--- GIVEN INFORMATION Enclosed Below ---

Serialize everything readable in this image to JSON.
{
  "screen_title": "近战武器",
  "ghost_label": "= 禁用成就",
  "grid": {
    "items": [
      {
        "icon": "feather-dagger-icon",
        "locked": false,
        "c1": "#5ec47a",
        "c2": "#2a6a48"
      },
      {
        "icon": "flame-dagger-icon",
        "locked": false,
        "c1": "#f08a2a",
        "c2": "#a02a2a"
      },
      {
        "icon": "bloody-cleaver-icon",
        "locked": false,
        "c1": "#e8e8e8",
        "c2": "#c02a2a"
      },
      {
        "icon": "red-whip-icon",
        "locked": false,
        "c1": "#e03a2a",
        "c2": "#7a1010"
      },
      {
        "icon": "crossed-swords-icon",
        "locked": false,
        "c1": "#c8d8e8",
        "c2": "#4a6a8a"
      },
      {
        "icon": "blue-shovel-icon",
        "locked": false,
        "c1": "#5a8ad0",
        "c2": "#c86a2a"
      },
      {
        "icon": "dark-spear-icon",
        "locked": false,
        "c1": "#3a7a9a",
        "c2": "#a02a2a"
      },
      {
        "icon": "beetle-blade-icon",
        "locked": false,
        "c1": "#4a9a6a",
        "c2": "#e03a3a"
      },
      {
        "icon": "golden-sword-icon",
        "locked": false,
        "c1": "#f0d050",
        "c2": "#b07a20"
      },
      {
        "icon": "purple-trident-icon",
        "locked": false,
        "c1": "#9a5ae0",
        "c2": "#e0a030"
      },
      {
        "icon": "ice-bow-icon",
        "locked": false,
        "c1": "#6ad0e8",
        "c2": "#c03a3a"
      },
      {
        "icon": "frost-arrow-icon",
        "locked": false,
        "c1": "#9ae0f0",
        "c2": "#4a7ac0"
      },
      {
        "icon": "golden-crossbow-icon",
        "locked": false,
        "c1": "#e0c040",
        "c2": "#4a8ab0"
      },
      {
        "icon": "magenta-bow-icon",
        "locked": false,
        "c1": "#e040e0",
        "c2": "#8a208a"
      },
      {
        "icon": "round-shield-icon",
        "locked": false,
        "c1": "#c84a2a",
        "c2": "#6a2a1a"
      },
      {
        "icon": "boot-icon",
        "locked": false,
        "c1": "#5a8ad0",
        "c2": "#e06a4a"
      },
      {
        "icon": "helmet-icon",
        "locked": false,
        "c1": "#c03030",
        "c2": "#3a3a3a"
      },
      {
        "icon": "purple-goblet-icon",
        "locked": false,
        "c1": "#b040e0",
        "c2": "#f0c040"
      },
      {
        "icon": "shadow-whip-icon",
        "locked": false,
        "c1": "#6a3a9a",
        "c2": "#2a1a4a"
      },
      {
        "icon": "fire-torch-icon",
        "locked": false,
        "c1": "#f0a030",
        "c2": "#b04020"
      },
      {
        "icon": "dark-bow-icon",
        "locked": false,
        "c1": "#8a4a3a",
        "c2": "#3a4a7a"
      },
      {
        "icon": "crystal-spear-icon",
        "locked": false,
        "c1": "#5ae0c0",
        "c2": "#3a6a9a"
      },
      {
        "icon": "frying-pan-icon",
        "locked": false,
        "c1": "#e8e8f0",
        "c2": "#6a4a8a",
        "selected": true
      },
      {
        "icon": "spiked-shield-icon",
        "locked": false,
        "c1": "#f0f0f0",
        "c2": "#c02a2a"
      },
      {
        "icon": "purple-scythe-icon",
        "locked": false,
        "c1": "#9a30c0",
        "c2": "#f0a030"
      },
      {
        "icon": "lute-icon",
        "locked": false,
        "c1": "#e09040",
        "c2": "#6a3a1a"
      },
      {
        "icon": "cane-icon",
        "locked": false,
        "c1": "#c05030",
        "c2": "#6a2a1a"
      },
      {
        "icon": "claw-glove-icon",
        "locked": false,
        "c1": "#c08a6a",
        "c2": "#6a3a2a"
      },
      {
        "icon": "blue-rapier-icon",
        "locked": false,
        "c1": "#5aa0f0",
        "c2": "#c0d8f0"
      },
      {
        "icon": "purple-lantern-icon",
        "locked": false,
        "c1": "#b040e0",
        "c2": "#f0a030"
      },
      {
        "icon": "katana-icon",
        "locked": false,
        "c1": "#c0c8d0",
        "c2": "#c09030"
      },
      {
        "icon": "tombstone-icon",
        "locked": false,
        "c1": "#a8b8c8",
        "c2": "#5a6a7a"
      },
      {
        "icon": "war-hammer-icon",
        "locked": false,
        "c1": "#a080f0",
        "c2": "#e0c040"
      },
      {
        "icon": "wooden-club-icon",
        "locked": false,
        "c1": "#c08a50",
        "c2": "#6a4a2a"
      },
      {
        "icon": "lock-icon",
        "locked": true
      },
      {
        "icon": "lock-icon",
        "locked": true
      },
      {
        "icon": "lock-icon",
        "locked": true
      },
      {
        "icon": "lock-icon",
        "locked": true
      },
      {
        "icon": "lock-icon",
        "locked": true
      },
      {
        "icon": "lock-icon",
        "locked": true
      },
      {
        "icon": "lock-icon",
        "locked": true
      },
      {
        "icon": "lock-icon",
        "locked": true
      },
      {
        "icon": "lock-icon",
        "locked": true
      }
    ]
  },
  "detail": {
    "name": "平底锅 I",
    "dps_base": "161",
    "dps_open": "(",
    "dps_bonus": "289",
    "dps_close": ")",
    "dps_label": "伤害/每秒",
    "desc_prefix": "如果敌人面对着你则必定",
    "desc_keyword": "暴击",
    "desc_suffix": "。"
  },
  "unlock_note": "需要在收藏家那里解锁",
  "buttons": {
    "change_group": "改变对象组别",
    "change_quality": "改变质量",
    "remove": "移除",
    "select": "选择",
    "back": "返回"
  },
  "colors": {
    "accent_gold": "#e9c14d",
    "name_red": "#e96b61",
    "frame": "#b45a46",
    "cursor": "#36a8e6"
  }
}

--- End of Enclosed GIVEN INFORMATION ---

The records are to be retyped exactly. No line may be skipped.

** TASK RESULT **
Serialize everything readable in this image to JSON.
{
  "screen_title": "近战武器",
  "ghost_label": "= 禁用成就",
  "grid": {
    "items": [
      {
        "icon": "feather-dagger-icon",
        "locked": false,
        "c1": "#5ec47a",
        "c2": "#2a6a48"
      },
      {
        "icon": "flame-dagger-icon",
        "locked": false,
        "c1": "#f08a2a",
        "c2": "#a02a2a"
      },
      {
        "icon": "bloody-cleaver-icon",
        "locked": false,
        "c1": "#e8e8e8",
        "c2": "#c02a2a"
      },
      {
        "icon": "red-whip-icon",
        "locked": false,
        "c1": "#e03a2a",
        "c2": "#7a1010"
      },
      {
        "icon": "crossed-swords-icon",
        "locked": false,
        "c1": "#c8d8e8",
        "c2": "#4a6a8a"
      },
      {
        "icon": "blue-shovel-icon",
        "locked": false,
        "c1": "#5a8ad0",
        "c2": "#c86a2a"
      },
      {
        "icon": "dark-spear-icon",
        "locked": false,
        "c1": "#3a7a9a",
        "c2": "#a02a2a"
      },
      {
        "icon": "beetle-blade-icon",
        "locked": false,
        "c1": "#4a9a6a",
        "c2": "#e03a3a"
      },
      {
        "icon": "golden-sword-icon",
        "locked": false,
        "c1": "#f0d050",
        "c2": "#b07a20"
      },
      {
        "icon": "purple-trident-icon",
        "locked": false,
        "c1": "#9a5ae0",
        "c2": "#e0a030"
      },
      {
        "icon": "ice-bow-icon",
        "locked": false,
        "c1": "#6ad0e8",
        "c2": "#c03a3a"
      },
      {
        "icon": "frost-arrow-icon",
        "locked": false,
        "c1": "#9ae0f0",
        "c2": "#4a7ac0"
      },
      {
        "icon": "golden-crossbow-icon",
        "locked": false,
        "c1": "#e0c040",
        "c2": "#4a8ab0"
      },
      {
        "icon": "magenta-bow-icon",
        "locked": false,
        "c1": "#e040e0",
        "c2": "#8a208a"
      },
      {
        "icon": "round-shield-icon",
        "locked": false,
        "c1": "#c84a2a",
        "c2": "#6a2a1a"
      },
      {
        "icon": "boot-icon",
        "locked": false,
        "c1": "#5a8ad0",
        "c2": "#e06a4a"
      },
      {
        "icon": "helmet-icon",
        "locked": false,
        "c1": "#c03030",
        "c2": "#3a3a3a"
      },
      {
        "icon": "purple-goblet-icon",
        "locked": false,
        "c1": "#b040e0",
        "c2": "#f0c040"
      },
      {
        "icon": "shadow-whip-icon",
        "locked": false,
        "c1": "#6a3a9a",
        "c2": "#2a1a4a"
      },
      {
        "icon": "fire-torch-icon",
        "locked": false,
        "c1": "#f0a030",
        "c2": "#b04020"
      },
      {
        "icon": "dark-bow-icon",
        "locked": false,
        "c1": "#8a4a3a",
        "c2": "#3a4a7a"
      },
      {
        "icon": "crystal-spear-icon",
        "locked": false,
        "c1": "#5ae0c0",
        "c2": "#3a6a9a"
      },
      {
        "icon": "frying-pan-icon",
        "locked": false,
        "c1": "#e8e8f0",
        "c2": "#6a4a8a",
        "selected": true
      },
      {
        "icon": "spiked-shield-icon",
        "locked": false,
        "c1": "#f0f0f0",
        "c2": "#c02a2a"
      },
      {
        "icon": "purple-scythe-icon",
        "locked": false,
        "c1": "#9a30c0",
        "c2": "#f0a030"
      },
      {
        "icon": "lute-icon",
        "locked": false,
        "c1": "#e09040",
        "c2": "#6a3a1a"
      },
      {
        "icon": "cane-icon",
        "locked": false,
        "c1": "#c05030",
        "c2": "#6a2a1a"
      },
      {
        "icon": "claw-glove-icon",
        "locked": false,
        "c1": "#c08a6a",
        "c2": "#6a3a2a"
      },
      {
        "icon": "blue-rapier-icon",
        "locked": false,
        "c1": "#5aa0f0",
        "c2": "#c0d8f0"
      },
      {
        "icon": "purple-lantern-icon",
        "locked": false,
        "c1": "#b040e0",
        "c2": "#f0a030"
      },
      {
        "icon": "katana-icon",
        "locked": false,
        "c1": "#c0c8d0",
        "c2": "#c09030"
      },
      {
        "icon": "tombstone-icon",
        "locked": false,
        "c1": "#a8b8c8",
        "c2": "#5a6a7a"
      },
      {
        "icon": "war-hammer-icon",
        "locked": false,
        "c1": "#a080f0",
        "c2": "#e0c040"
      },
      {
        "icon": "wooden-club-icon",
        "locked": false,
        "c1": "#c08a50",
        "c2": "#6a4a2a"
      },
      {
        "icon": "lock-icon",
        "locked": true
      },
      {
        "icon": "lock-icon",
        "locked": true
      },
      {
        "icon": "lock-icon",
        "locked": true
      },
      {
        "icon": "lock-icon",
        "locked": true
      },
      {
        "icon": "lock-icon",
        "locked": true
      },
      {
        "icon": "lock-icon",
        "locked": true
      },
      {
        "icon": "lock-icon",
        "locked": true
      },
      {
        "icon": "lock-icon",
        "locked": true
      },
      {
        "icon": "lock-icon",
        "locked": true
      }
    ]
  },
  "detail": {
    "name": "平底锅 I",
    "dps_base": "161",
    "dps_open": "(",
    "dps_bonus": "289",
    "dps_close": ")",
    "dps_label": "伤害/每秒",
    "desc_prefix": "如果敌人面对着你则必定",
    "desc_keyword": "暴击",
    "desc_suffix": "。"
  },
  "unlock_note": "需要在收藏家那里解锁",
  "buttons": {
    "change_group": "改变对象组别",
    "change_quality": "改变质量",
    "remove": "移除",
    "select": "选择",
    "back": "返回"
  },
  "colors": {
    "accent_gold": "#e9c14d",
    "name_red": "#e96b61",
    "frame": "#b45a46",
    "cursor": "#36a8e6"
  }
}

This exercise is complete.